*** Task input ***

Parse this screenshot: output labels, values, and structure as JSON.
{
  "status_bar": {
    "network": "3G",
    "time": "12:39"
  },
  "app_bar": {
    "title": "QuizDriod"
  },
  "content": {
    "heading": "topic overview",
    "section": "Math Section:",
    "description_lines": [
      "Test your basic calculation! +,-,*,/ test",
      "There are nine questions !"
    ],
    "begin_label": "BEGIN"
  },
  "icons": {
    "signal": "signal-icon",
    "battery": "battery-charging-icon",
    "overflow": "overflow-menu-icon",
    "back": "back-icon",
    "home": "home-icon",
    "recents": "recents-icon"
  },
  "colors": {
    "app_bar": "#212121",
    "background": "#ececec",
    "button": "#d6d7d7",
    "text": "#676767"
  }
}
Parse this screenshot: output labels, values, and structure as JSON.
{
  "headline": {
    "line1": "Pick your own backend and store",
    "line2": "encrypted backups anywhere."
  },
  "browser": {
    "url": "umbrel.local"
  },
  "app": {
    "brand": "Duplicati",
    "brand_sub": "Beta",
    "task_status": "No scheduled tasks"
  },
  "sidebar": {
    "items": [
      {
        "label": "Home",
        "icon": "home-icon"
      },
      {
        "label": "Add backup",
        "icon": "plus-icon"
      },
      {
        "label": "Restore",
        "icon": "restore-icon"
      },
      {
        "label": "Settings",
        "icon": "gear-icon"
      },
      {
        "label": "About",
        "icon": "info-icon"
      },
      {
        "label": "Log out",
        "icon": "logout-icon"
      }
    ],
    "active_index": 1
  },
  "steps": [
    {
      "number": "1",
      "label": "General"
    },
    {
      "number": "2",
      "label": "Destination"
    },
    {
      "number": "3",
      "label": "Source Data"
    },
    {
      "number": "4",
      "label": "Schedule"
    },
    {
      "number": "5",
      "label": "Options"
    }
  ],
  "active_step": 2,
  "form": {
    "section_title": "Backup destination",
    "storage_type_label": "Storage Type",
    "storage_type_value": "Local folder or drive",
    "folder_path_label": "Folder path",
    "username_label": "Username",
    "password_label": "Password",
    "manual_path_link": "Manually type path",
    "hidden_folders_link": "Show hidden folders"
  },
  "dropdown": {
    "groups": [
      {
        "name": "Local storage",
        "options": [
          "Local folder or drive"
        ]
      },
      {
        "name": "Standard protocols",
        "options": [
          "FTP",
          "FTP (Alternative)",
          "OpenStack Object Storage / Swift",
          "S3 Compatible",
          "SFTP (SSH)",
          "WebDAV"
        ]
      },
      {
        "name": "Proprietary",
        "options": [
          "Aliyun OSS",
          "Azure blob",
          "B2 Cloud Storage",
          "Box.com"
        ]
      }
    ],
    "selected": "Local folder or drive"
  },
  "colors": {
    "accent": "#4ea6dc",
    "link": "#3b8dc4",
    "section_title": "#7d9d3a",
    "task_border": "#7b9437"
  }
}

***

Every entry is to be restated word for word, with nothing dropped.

Parse this screenshot: output labels, values, and structure as JSON.
{
  "status_bar": {
    "network": "3G",
    "time": "12:39"
  },
  "app_bar": {
    "title": "QuizDriod"
  },
  "content": {
    "heading": "topic overview",
    "section": "Math Section:",
    "description_lines": [
      "Test your basic calculation! +,-,*,/ test",
      "There are nine questions !"
    ],
    "begin_label": "BEGIN"
  },
  "icons": {
    "signal": "signal-icon",
    "battery": "battery-charging-icon",
    "overflow": "overflow-menu-icon",
    "back": "back-icon",
    "home": "home-icon",
    "recents": "recents-icon"
  },
  "colors": {
    "app_bar": "#212121",
    "background": "#ececec",
    "button": "#d6d7d7",
    "text": "#676767"
  }
}
Parse this screenshot: output labels, values, and structure as JSON.
{
  "headline": {
    "line1": "Pick your own backend and store",
    "line2": "encrypted backups anywhere."
  },
  "browser": {
    "url": "umbrel.local"
  },
  "app": {
    "brand": "Duplicati",
    "brand_sub": "Beta",
    "task_status": "No scheduled tasks"
  },
  "sidebar": {
    "items": [
      {
        "label": "Home",
        "icon": "home-icon"
      },
      {
        "label": "Add backup",
        "icon": "plus-icon"
      },
      {
        "label": "Restore",
        "icon": "restore-icon"
      },
      {
        "label": "Settings",
        "icon": "gear-icon"
      },
      {
        "label": "About",
        "icon": "info-icon"
      },
      {
        "label": "Log out",
        "icon": "logout-icon"
      }
    ],
    "active_index": 1
  },
  "steps": [
    {
      "number": "1",
      "label": "General"
    },
    {
      "number": "2",
      "label": "Destination"
    },
    {
      "number": "3",
      "label": "Source Data"
    },
    {
      "number": "4",
      "label": "Schedule"
    },
    {
      "number": "5",
      "label": "Options"
    }
  ],
  "active_step": 2,
  "form": {
    "section_title": "Backup destination",
    "storage_type_label": "Storage Type",
    "storage_type_value": "Local folder or drive",
    "folder_path_label": "Folder path",
    "username_label": "Username",
    "password_label": "Password",
    "manual_path_link": "Manually type path",
    "hidden_folders_link": "Show hidden folders"
  },
  "dropdown": {
    "groups": [
      {
        "name": "Local storage",
        "options": [
          "Local folder or drive"
        ]
      },
      {
        "name": "Standard protocols",
        "options": [
          "FTP",
          "FTP (Alternative)",
          "OpenStack Object Storage / Swift",
          "S3 Compatible",
          "SFTP (SSH)",
          "WebDAV"
        ]
      },
      {
        "name": "Proprietary",
        "options": [
          "Aliyun OSS",
          "Azure blob",
          "B2 Cloud Storage",
          "Box.com"
        ]
      }
    ],
    "selected": "Local folder or drive"
  },
  "colors": {
    "accent": "#4ea6dc",
    "link": "#3b8dc4",
    "section_title": "#7d9d3a",
    "task_border": "#7b9437"
  }
}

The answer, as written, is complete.